With the news about the Coronavirus pandemic so bleak and threatening, my mind returns repeatedly to thoughts about staying safe, about the welfare of family and friends and about the future of society at large. My wife, Rohan, and I talk together about all of these issues but, we also feel the need to reminisce. After over fifty years together, some events have become family folklore and the reminiscence in this blog (and there will be more such stories as confinement continues!) is about the day I dressed up in disguise in a venture that could so easily have gone wrong.
It was December 1965; I was a twenty-three year old medical student in London and Rohan a twenty-year old philosophy student at the Sorbonne in Paris. She was in London for a Christmas break and we had both been invited to a party given by mutual friends. Neither of us much liked partying and, to escape the hurly-burly in a darkened living room, we sought the calm of the kitchen. I was in a world of my own leaning against a cupboard nibbling crisps and the like. When I looked up, standing alone by the wall opposite was a most striking young woman. Our host appeared from nowhere and introduced us and, by the end of the evening I had fallen in love – Rohan ticked all my boxes. It was as quick as that!
Over the next week we had a Christmas Eve dinner together in the flat where she was staying, had Sunday lunch at my family home with my parents and some of their friends, and finally we went to Trafalgar Square where, holding hands we saw in the New Year.
All too soon Rohan was due to return to France and the prospect of never seeing her again felt dreadful – I feared that when she got home I would be forgotten and my dream would end. Something had to be done. Rohan had booked a seat for Paris on a bus leaving from London’s Victoria Coach Station. I discovered her departure time and decided to go and wave her goodbye. Then I had my idea. Surely she would not forget me if I arrived at the coach station waiting room in disguise, only to reveal my identity at the last moment.
I phoned my mother to tell her of my idea and to ask for help. To be convincingly disguised I would need the assistance of a professional and my mother, who at the time was an actress working with the Royal Shakespeare Company (RSC), might be able to put me in touch with one of the company’s top make-up artists. At our family lunch Rohan had made a strong impression on my mother, who was now both encouraging and happy to do what she could. She was soon phoning the RSC’s make-up department and making the necessary arrangements – to become an old tramp would take an hour and I had to promise to sit still!
By late morning, a normally clean-shaven me left the Aldwych theatre with a pale and grubby complexion, smudged glasses, an unkempt beard and moustache, an ill-fitting hat and a shabby coat. I was also armed with a battered briefcase. Once outside it soon became clear that my new persona was ‘authentic’ – street people I passed on my way to the Coach Station gave me nods and even winks; I was now part of some brotherhood.

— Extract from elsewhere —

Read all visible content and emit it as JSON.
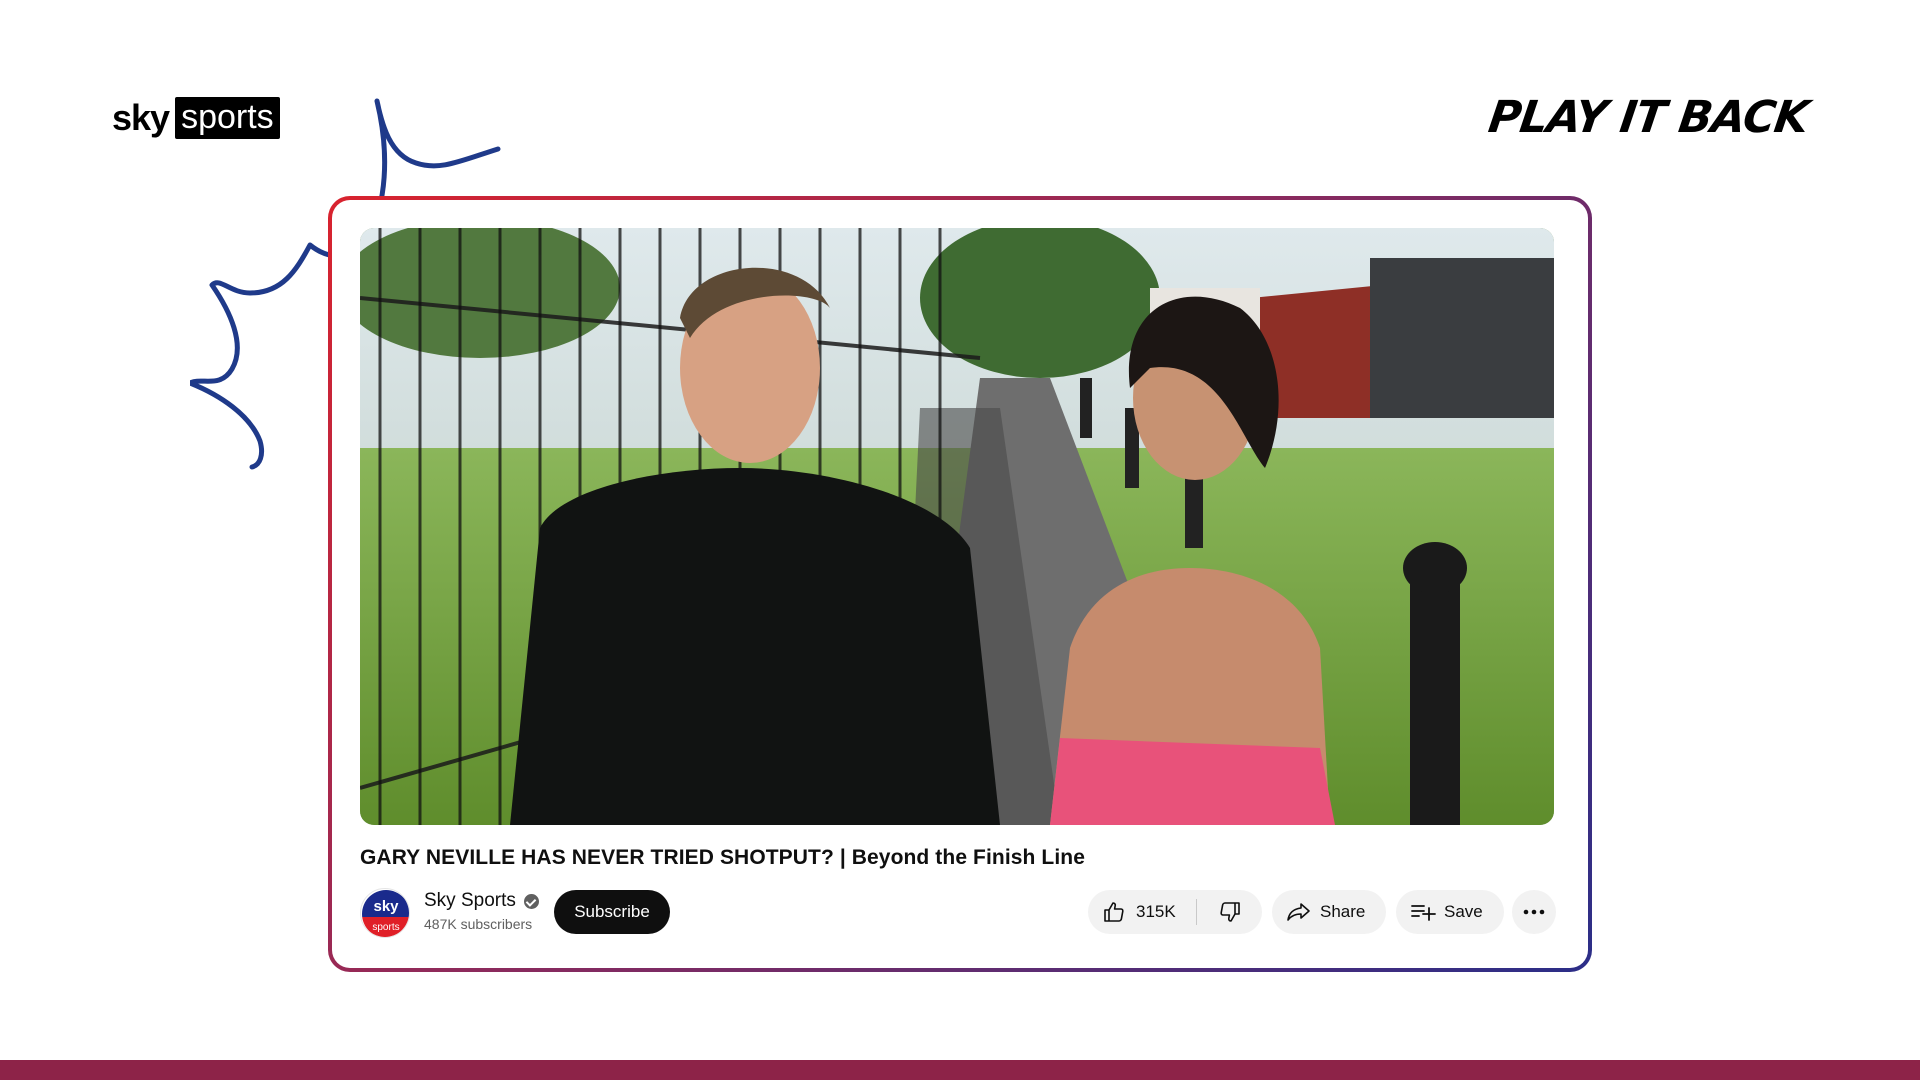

At the Coach Station, apart from Rohan, the waiting room was empty. I sat down on a bench opposite and was studiously ignored. As the room filled, I moved over to sit near her. When the announcement was made that the coach for Paris was ready for boarding I dipped into my suitcase, brought out a bunch of violets and presented them to her saying “They’re for you Miss McDougall” (Rohan’s maiden name). Being alone with a tramp had been worrying enough, hearing him speak her name “freaked her out” as she put it. Terrified that my venture was about to backfire I quickly took off my hat and glasses, explained who I was and apologised. In response, she relaxed, smiled, took the bouquet, thanked me and kissed me goodbye. For my part, as I waved her off I stood tearful and worried.
Rohan did not forget me and after an eighteen-month cross-channel courtship she moved to London and a year later we married. Interestingly, when we reminisce our feelings are very different. When I hear it I am reminded how awful it would have been if the prank had gone wrong such that my over fifty years with Rohan might never have happened. For Rohan, however, it is a reminder of how my eccentricity was the hook that drew her in.
Reminiscing with Rohan is the perfect remedy to the stress of living with the Coronavirus pandemic; roll on our next escape.
The illustration comes from a page in our family photo album; it shows me at Victoria Coach Station dressed as a tramp in Christmas 1965 and Rohan a few weeks later at her flat in Cachan, a suburb of Paris.
For helping me write this blog I would like to thank Vanessa. Rohan and Vivien.